north america 48 HOuRS IN LAS VEGAS a high-rolling experience Y carla hunt 36 july 2010 onsite review june 2009 You count your blessings when you’ve had the luck to travel to and even live in fascinating foreign places from A to Z: say Aleppo and Antarctica to Zacatecas and Zimbabwe. To appropriately frame that travel clock, when I was in Zimbabwe, it was called Northern Rhodesia. In any case, today’s wish list of not-to-miss places is topped by Chicago, New Orleans and Las Vegas. And now, check that last one off, for a funny thing happened on the way to rafting in the Grand Canyon: my husband and I detoured to Las Vegas. And in short: what a preposterous and creative, over-the-top and interesting, good times in bad times city-resort it is. Travel agents know better than this writer the importance of matching client vacations to client interests, and mine don’t include gambling. And perhaps you have to be a non-gambler to have time to “seize the day” in Las Vegas. I left my husband by the pool and at the tables and took off for two days to dip into the experience and find out exactly what all the Las Vegas fuss is about. The obvious place to begin is along the famous Strip, and the double-decker sightseeing “Deuce” buses running constantly on this 3-mile stretch of Las Vegas Boulevard South make this fairly easy and a lot of fun, especially when shared with fellow passengers seemingly from all over the country—no, make that the world. During two days of hopping on and off those buses, what turned out to be of greatest interest was the mind-boggling assemblage of themed hotels: the South Sea-themed Mandalay Bay Hotel & Casino with its Shark Reef aquarium; neighboring Luxor, an onyx pyramid of a place with an impressive re-creation of King Tut’s burial chamber; and The Venetian, which links to-scale replicas of the Rialto Bridge to the Doge’s Palace and St. Mark’s Square—complete with singing gondoliers and wandering entertainers. Also within this city-ofcanals-themed hotel, the Guggenheim-Hermitage Museum, designed by Dutch architect Rem Koolhaas, was a surprise find. And every good New Yorker must stop in at New York-New York: well briefly, at least, to gape at the mini-Grand Central Station and the Manhattan Express that hurtles patrons Coney Island-style across a faux-Manhattan skyline at 70 miles an hour. To get a taste of yesteryear, one takes the Deuce bus from the Strip to Fremont Street, officially tabbed as the focus of efforts to save Downtown, where Vegas was born. The old casinos remain—locals almost all agree that following $100 million worth of renovations including shark MGM MiraGe
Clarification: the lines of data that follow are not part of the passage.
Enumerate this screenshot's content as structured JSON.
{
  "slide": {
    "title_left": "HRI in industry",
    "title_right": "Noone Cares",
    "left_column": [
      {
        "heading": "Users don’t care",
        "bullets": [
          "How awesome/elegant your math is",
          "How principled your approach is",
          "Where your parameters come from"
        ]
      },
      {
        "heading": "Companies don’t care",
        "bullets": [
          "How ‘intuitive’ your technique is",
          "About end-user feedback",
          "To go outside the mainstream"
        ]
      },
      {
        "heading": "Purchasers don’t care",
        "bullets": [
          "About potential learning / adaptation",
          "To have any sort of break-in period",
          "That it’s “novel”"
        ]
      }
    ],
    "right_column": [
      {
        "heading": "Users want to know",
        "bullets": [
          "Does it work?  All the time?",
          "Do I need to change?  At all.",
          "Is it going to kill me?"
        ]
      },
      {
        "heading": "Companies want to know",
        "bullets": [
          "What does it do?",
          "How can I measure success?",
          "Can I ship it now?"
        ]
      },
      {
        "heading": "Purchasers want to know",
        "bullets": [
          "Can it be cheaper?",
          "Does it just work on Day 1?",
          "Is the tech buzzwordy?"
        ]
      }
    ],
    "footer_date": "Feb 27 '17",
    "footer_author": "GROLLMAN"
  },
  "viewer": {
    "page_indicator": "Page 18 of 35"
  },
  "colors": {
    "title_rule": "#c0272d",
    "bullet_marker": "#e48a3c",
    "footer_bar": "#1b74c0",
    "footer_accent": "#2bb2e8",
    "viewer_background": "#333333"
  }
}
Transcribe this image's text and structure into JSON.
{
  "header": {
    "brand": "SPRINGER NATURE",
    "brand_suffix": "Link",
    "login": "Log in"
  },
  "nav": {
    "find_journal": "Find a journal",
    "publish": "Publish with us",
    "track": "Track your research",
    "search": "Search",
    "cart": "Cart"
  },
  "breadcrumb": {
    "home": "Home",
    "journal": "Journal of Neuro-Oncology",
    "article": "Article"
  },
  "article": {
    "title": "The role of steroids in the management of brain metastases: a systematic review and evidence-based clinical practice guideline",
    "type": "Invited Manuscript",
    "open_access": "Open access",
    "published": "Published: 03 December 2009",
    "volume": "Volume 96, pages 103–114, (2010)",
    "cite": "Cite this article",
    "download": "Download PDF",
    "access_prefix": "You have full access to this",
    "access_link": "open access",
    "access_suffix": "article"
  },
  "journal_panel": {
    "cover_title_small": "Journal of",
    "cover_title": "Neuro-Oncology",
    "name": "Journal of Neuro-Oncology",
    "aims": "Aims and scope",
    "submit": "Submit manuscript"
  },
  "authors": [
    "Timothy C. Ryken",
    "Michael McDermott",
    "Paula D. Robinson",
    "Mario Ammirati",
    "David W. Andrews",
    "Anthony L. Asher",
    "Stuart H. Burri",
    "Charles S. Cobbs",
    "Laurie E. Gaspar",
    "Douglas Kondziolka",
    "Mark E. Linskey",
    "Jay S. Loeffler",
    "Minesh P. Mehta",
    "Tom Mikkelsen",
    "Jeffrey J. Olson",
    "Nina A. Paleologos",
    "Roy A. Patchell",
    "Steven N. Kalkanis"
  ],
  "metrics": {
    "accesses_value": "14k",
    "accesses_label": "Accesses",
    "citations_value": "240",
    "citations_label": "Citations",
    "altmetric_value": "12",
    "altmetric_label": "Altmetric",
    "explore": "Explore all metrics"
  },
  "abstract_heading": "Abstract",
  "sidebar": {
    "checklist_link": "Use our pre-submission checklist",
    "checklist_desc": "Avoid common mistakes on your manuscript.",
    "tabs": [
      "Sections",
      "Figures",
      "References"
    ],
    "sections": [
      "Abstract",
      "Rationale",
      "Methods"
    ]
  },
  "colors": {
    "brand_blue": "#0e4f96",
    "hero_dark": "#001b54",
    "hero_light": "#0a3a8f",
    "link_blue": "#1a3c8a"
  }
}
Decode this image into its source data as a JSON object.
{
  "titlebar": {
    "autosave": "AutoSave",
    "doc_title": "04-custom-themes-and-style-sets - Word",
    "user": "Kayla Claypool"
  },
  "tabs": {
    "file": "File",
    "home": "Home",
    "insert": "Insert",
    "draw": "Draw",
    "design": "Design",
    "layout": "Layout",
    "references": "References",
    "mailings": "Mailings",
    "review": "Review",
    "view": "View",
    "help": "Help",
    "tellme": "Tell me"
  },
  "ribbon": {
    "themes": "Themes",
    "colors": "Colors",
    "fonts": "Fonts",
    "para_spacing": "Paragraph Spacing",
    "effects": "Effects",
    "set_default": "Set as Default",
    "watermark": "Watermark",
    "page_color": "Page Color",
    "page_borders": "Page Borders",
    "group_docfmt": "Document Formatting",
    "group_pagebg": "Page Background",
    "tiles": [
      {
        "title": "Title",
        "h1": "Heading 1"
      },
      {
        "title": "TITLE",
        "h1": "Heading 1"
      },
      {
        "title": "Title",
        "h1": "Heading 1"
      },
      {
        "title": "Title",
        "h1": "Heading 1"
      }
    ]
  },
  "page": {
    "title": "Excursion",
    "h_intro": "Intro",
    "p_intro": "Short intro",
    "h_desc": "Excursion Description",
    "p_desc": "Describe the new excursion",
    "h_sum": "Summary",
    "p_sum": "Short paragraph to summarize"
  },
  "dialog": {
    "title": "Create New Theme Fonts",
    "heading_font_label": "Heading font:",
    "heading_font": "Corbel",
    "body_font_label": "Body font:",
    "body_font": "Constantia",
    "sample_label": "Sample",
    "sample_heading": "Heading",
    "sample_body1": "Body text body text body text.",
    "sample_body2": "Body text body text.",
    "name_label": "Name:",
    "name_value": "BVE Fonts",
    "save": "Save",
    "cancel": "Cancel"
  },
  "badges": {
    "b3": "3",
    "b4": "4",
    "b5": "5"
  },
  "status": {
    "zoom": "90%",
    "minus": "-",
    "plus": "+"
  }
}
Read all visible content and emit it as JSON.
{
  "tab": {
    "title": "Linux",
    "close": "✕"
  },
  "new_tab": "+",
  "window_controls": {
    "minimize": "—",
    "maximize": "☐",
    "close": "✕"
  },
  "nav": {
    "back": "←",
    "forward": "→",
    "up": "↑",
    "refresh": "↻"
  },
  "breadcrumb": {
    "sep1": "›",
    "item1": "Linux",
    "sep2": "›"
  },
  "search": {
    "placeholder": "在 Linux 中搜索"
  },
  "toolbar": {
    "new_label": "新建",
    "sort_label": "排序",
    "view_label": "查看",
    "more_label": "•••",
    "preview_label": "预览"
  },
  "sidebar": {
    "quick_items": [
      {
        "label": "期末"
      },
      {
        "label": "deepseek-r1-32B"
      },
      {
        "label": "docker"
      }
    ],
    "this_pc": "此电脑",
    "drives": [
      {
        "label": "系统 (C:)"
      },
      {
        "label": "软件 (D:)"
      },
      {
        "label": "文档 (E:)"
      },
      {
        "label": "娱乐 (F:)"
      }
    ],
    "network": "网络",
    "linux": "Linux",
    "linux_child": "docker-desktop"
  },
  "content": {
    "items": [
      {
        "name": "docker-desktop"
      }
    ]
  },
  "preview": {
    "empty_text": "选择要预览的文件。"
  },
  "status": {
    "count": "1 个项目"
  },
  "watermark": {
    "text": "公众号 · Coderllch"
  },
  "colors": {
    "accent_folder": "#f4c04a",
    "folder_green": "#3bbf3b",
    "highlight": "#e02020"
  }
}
Table of Contents for the Digital Edition of Recommend July 2010

Cover: Experiential Travel
Editor’s Notes/Agent Speak
Hotel Desk
Tour Talk
Louis Cruises'
Shamwari Game Reserve
Las Vegas
Rancho De Los Caballeros
Calling Indiana Jones Types

Recommend July 2010